The summer school aims at providing the participants with the latest knowledge on urban resilience research, practice and policies through lectures; and to co-develop their skills and knowledge on planning for urban resilience using Copenhagen’s real-life experience and challenges as a living laboratory, through a problem-based workshops.
The summer school goal is to bring together multi-disciplinary knowledge and perspectives, from science and practice, on the different global and local challenges faced by cities, and to provide a process design methodology and the necessary skills to developed informed policies, strategies, plans and solutions for urban resilience, that can be later used in the specific context of work of the participants.
The lectures provides an overview on major international policies in relation to urban resilience (Sustainable Development Goals, Paris Agreement, New Urban Agenda and Sendai Framework for Disaster Risk Reduction), key practices worldwide including those developed in the frame of major international organizations (e.g. UNFCCC Secretariat, UNDRR, UNESCO, UN-Habitat City Resilience Profiling Program, ICLEI, WWF), and the latest developments and perspectives for research.
The workshop gives the opportunity to the participants to engage, through group work, with real-life problems and challenges faced by The City of Copenhagen, and to develop a strategy and action plan following a process design methodology, that includes specific methods as system analysis, forecasting, vision and backcasting of future scenarios, monitoring and evaluation.
Nicola Tollin (SDU)
Grazia Brunetta | Ombretta Caldarice
The summer school “Nuovi Scenari per patrimoni monastici dismessi” [New scenarios for decommissioned monastic heritage] held in Lucca (25 July-3 August 2019) was promoted by the Architecture Department of University of Bologna, Cherubino Ghirardacci Centre for Studies, IMT School for Advanced Studies Lucca, and the Agostinian Monastic Community of the Cento Corpus Domini Monastery. The R3C research group actively participated to the summer school through two lessons and round tables.

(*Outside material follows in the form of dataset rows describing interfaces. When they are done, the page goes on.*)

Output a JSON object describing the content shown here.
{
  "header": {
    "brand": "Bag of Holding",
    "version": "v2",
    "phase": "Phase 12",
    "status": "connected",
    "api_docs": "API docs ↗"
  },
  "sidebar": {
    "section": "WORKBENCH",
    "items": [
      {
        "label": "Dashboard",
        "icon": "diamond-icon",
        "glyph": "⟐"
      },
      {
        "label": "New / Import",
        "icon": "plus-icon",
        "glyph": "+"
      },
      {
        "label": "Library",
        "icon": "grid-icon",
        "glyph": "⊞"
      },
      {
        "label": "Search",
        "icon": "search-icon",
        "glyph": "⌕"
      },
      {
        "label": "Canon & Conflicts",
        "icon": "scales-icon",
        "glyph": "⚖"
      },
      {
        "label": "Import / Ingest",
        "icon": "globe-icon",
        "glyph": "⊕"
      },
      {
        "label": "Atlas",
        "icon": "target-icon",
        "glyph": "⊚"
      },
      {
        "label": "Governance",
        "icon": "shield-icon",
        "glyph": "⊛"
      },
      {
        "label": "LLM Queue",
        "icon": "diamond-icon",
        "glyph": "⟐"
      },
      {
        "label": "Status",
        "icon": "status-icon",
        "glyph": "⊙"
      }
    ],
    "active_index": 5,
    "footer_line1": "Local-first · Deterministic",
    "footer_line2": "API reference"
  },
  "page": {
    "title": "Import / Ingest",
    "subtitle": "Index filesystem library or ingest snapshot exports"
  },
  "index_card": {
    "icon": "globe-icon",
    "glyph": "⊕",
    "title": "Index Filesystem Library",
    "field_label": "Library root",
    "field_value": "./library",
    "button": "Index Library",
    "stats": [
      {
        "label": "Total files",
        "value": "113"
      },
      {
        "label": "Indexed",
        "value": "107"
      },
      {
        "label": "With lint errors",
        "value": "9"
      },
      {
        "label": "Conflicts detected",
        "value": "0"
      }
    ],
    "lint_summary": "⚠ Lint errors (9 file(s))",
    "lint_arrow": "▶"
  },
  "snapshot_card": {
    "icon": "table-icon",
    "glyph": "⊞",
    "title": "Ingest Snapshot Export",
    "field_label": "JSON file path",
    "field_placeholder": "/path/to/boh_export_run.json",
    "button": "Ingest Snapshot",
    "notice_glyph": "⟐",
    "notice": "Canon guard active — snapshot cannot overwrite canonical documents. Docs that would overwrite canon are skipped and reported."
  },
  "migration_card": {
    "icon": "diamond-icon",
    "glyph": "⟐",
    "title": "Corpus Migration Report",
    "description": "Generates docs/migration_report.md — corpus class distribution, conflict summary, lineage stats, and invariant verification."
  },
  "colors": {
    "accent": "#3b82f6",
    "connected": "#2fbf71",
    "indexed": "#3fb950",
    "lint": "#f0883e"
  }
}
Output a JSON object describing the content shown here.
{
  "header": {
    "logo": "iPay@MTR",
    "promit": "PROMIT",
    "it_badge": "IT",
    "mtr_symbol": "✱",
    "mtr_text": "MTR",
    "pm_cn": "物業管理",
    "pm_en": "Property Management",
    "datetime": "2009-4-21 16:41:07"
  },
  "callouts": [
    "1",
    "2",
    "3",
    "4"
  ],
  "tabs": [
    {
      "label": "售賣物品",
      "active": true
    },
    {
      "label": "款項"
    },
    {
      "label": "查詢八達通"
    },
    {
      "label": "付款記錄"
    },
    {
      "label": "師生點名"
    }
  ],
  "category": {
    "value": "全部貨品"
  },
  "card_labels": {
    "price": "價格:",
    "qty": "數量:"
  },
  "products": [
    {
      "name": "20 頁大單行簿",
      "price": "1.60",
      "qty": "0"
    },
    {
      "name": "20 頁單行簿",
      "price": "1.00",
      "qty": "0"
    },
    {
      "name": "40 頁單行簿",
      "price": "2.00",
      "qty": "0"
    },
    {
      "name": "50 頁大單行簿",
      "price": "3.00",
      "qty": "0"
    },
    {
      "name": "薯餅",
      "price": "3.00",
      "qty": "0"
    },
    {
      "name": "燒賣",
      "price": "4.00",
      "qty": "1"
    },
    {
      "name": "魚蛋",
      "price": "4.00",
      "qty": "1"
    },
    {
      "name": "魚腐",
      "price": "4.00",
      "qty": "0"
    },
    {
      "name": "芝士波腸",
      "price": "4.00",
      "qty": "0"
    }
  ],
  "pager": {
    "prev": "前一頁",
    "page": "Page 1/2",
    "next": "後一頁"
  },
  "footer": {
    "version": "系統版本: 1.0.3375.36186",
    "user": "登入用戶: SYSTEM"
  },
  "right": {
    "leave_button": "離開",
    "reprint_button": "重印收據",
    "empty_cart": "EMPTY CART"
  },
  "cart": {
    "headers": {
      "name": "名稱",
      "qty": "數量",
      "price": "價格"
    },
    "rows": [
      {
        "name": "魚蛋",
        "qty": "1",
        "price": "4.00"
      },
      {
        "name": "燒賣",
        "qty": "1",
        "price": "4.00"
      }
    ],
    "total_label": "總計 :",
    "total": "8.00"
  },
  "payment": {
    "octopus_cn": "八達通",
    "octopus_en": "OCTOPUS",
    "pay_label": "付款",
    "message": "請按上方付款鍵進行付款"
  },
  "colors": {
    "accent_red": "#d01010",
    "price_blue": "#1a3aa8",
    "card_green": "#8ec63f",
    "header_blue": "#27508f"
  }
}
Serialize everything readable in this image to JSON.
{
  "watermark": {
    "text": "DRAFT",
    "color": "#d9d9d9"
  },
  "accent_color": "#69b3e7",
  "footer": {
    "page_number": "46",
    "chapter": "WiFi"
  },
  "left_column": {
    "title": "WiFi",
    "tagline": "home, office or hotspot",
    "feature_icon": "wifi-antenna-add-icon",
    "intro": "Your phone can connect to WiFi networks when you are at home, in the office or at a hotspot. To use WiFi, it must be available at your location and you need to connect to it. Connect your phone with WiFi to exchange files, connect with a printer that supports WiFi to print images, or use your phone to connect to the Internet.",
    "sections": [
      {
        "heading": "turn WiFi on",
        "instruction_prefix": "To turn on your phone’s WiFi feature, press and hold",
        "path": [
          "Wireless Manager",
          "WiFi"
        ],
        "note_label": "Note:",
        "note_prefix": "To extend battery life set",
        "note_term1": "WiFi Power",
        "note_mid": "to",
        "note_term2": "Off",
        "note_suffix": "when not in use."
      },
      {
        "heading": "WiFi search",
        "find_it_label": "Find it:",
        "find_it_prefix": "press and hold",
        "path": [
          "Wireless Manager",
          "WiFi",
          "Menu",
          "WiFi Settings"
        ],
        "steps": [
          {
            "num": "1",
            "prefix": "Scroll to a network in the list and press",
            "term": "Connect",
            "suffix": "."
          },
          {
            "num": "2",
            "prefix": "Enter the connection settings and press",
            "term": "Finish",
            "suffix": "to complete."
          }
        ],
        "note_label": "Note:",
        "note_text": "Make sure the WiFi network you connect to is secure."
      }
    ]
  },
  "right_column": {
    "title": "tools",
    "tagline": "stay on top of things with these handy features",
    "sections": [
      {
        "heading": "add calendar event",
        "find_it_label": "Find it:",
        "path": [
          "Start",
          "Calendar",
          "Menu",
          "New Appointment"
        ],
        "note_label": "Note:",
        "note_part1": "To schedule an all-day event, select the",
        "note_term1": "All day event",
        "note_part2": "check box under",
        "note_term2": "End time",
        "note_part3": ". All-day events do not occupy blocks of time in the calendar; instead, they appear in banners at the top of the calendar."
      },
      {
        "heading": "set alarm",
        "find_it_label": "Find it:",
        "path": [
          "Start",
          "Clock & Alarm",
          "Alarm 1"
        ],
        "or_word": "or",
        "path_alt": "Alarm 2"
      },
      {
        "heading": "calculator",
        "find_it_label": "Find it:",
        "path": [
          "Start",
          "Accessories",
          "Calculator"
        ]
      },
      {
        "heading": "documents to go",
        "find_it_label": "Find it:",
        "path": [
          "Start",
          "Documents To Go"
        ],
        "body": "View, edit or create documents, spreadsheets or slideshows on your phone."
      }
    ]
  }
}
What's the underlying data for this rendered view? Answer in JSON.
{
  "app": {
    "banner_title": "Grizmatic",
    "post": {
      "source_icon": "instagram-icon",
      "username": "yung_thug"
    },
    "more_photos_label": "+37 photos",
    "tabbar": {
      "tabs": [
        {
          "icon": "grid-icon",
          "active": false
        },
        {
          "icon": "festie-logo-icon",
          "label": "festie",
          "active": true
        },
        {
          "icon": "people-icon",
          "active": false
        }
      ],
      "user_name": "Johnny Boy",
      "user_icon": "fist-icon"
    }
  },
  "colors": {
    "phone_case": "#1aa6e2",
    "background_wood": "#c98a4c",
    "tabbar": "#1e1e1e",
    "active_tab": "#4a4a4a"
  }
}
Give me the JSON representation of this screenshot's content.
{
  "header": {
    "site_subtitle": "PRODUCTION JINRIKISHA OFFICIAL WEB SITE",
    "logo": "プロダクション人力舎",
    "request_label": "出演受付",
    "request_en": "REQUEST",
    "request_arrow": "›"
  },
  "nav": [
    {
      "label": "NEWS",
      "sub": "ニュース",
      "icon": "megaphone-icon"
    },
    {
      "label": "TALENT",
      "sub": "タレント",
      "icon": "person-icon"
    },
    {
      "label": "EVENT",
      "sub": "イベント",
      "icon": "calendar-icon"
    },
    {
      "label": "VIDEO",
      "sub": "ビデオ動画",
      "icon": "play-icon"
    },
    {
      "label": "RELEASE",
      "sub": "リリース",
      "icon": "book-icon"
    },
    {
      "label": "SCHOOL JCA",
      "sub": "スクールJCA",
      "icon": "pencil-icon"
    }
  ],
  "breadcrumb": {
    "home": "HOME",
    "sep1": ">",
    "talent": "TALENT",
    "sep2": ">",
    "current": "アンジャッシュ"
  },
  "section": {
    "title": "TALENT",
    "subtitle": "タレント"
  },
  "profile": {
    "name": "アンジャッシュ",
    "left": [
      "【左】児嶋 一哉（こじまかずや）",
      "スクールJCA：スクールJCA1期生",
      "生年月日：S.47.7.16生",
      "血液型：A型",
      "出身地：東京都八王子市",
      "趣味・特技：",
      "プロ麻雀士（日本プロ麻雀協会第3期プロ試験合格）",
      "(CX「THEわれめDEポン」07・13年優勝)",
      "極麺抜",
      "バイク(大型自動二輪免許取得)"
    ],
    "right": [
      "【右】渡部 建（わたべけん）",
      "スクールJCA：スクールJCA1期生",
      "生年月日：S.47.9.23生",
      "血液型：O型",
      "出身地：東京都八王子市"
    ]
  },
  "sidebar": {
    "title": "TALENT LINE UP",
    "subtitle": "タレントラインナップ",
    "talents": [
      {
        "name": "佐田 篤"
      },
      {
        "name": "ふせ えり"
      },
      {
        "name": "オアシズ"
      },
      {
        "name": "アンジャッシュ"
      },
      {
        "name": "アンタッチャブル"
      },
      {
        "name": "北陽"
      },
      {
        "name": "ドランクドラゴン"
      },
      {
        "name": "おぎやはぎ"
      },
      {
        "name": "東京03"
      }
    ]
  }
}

The first lesson "Knowledge tools and critical debate in the field of religious heritage" (Andrea Longhi) was focused on the actors involved in the management of religious and ecclesiastical heritage, including the role of communities. This heritage is characterized by particular capillarity and density on the Italian territory but it is subject to several pervasive risks. For this reason, is fundamental the interoperability of the databases. The second one " Heritage, risk and prevention: strategies for a large-scale planning" (Giulia De Lucia) concerned the presentation of the RPR projects and the several applications of the formulated method for other kind of heritage, in this case the monasteries, central topic of the summer school.
More material could be find at this link